When I learned that conductor Kurt Sanderling had died, I decided to spend an evening with one of his Shostakovich recordings, perhaps the 15th Symphony. He knew the Russian composer well and that work was a speciality.
Mr. Sanderling, who would have turned 99 on Monday, died on Saturday in Berlin. He was the father of Florida Orchestra music director Stefan Sanderling.
I met the elder Sanderling eight years ago while writing a story about his son, and I have a vivid memory of being in the presence of a great man.
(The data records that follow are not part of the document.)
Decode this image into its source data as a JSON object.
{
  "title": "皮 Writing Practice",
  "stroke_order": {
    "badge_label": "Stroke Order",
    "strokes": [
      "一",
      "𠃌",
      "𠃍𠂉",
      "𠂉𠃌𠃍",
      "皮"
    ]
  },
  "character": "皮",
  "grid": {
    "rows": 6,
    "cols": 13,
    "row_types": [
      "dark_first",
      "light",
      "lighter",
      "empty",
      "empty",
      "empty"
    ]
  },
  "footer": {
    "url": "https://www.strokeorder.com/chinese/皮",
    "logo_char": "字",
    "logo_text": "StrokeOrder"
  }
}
Even at his advanced age, he was still immersed in music — the score of Bruckner's Symphony No. 8 was open on his desk that day, and there was a death mask of Mendelssohn on the wall.
Mr. Sanderling was a superb conductor, but he was relatively unfamiliar to Western audiences because much of his career was spent behind the Iron Curtain.
Born in East Prussia (now Poland) to Jewish parents, he was a rehearsal pianist at a Berlin opera house when Adolf Hitler came to power in 1933. Fired as a "non-Aryan," he was forced to leave Germany and ended up in the Soviet Union, where life was so desperate during World War II that he and his first wife kept poison pills in case they had no choice but to commit suicide.
In 1941, Mr. Sanderling became co-conductor with the legendary Yevgeny Mravinsky of the Leningrad Philharmonic, a great orchestra but seldom heard outside the Soviet Union during the Cold War. In 1960, he returned to Germany to be music director of the Berlin Symphony Orchestra, the communist East German rival of the mighty Berlin Philharmonic of West Germany.
Only in the 1970s and '80s did Mr. Sanderling have many engagements in the West. He was a popular guest conductor with the Cleveland Orchestra, the San Francisco Symphony and the Los Angeles Philharmonic.
"People still speak about his concerts," the late Ernest Fleischmann, former CEO of the L.A. Phil, once told me. "It was all the basic repertoire. Beethoven, Brahms, Tchaikovsky, Shostakovich, Haydn. They were absolutely revelatory performances. The orchestra just worshiped him. He made one listen to that basic repertoire as though it had been composed yesterday. Very few conductors today are able to do that."
In retirement, Mr. Sanderling lived in a modest house in northeast Berlin, with his second wife, Barbara, a double bass player. He was a wise resource on matters musical for Stefan and his other sons, Thomas and Michael, all of whom are conductors.
John Fleming can be reached at firstname.lastname@example.org or (727) 893-8716.